People being exposed to these chemicals isn’t something new. They are found in a wide array of consumer products, including cookware.
The following is the city’s advisory on the new federal standards:
The advisory. . .
On January 30, 2020 sample results came back showing combined levels of PFOA and PFOS in the finished water from the Raccoon Creek treatment plant of 98 parts per trillion, which is above the U.S. EPA Health Advisory Level. In addition, combined levels of PFOA and PFOS in the Goodwin Hill Tankwere found to be 92 parts per trillion.
In light of the EPA Health Advisory, the City of Summerville, in consultation with the Georgia Environmental Protection Division (Georgia EPD). has determined that we need to notify you of this new information. update you on what it means and what we are doing about it. As more information becomes available, we will provide additional updates.
What are PFOA and PFOS?
PFOA and PFOS are fluorinated organic chemicals that are part of a larger group of chemicals referred to as perfluoroalkyl substances (PFASs). PFOA and PFOS have been the most extensively produced and studied of these chemicals. They have been used to make carpets, clothing, fabrics for furniture, paper packaging for food and other materials (e.g., cookware) that are resistant to water, grease or stains. They are also used for firefighting at airfields and in a number of industrial processes. Because these chemicals have been used in an array of consumer products, most people have been exposed to them.
“What is the Health Advisor Level”
To provide Americans, including the most sensitive populations, with a margin of protection from a lifetime of exposure to PFOA and PFOS from drinking water, EPA established health advisory levels at 70 parts per trillion. When both PFOA and PFOS are found in drinking water, the combined concentrations of PFOA and PFOS should be compared with the 70 parts per trillion health advisory
level. This health advisory level offers a margin of protection for all Americans throughout their life from adverse health effects resulting from exposure to PFOA and PFOS in drinking water.

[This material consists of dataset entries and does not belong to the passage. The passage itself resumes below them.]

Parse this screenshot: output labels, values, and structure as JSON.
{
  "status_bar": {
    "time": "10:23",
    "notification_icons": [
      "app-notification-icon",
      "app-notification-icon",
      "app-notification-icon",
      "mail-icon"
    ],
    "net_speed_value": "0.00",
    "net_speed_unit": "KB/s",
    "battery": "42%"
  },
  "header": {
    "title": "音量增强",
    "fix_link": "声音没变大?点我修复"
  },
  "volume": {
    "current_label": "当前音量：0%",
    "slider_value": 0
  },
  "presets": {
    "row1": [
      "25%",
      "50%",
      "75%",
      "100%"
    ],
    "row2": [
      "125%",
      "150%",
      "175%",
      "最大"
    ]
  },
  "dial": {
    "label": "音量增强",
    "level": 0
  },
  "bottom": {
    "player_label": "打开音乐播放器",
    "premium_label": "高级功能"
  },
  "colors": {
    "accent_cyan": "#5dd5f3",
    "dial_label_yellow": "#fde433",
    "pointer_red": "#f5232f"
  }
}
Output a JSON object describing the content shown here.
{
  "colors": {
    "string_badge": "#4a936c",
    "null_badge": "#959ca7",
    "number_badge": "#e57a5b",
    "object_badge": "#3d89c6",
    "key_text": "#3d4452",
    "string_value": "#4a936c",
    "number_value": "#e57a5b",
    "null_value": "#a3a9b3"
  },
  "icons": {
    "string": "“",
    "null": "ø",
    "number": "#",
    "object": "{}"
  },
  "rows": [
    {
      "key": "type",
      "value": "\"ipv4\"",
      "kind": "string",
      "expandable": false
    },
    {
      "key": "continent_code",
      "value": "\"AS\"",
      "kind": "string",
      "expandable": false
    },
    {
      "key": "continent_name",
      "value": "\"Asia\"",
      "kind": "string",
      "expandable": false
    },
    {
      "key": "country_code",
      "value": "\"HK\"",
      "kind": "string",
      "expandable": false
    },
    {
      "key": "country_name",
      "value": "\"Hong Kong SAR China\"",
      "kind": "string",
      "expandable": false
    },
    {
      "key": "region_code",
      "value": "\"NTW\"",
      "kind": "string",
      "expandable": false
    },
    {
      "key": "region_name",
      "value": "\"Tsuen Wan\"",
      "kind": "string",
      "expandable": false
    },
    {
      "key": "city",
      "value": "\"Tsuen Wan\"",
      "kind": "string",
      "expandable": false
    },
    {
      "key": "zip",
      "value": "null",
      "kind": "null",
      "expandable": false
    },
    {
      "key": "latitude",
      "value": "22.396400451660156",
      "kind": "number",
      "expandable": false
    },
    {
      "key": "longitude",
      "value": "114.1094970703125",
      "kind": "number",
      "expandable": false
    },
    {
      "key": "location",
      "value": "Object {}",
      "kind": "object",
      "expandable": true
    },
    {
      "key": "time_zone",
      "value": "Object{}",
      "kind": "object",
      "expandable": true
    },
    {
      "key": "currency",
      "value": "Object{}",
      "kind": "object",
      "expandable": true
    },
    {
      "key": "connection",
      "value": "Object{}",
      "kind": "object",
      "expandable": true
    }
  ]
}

“What are the potential adverse health effects with exposure to PFOS and PFOA”
EPAls health advisories are based on the best available peer-reviewed studies of the effects of PFOA and PFOS on laboratory animals (rats and mice) and were also informed by epidemiological studies of human populations that have been exposed to PFASs. These studies indicate that exposure to PFOA and PFOS over certain levels may result in adverse health effects. including developmental effects to fetuses during pregnancy or to breastfed infants (e.g., low birth weight, accelerated puberty, skeletal variations), cancer(e.g., testicular, kidney), liver effects (e.g., tissue damage), immune effects (e.g.. antibody production and
immunity), thyroid effects and other effects (e.g., cholesterol changes).
EPA’s health advisory levels were calculated to offer a margin of protection against adverse health effects to the most sensitive populations: fetuses during pregnancy and breastfed infants. The health advisory levels are calculated based on the drinking water intake of lactating women. who drink more water than other people and can pass these chemicals along to nursing infants through breastmilk.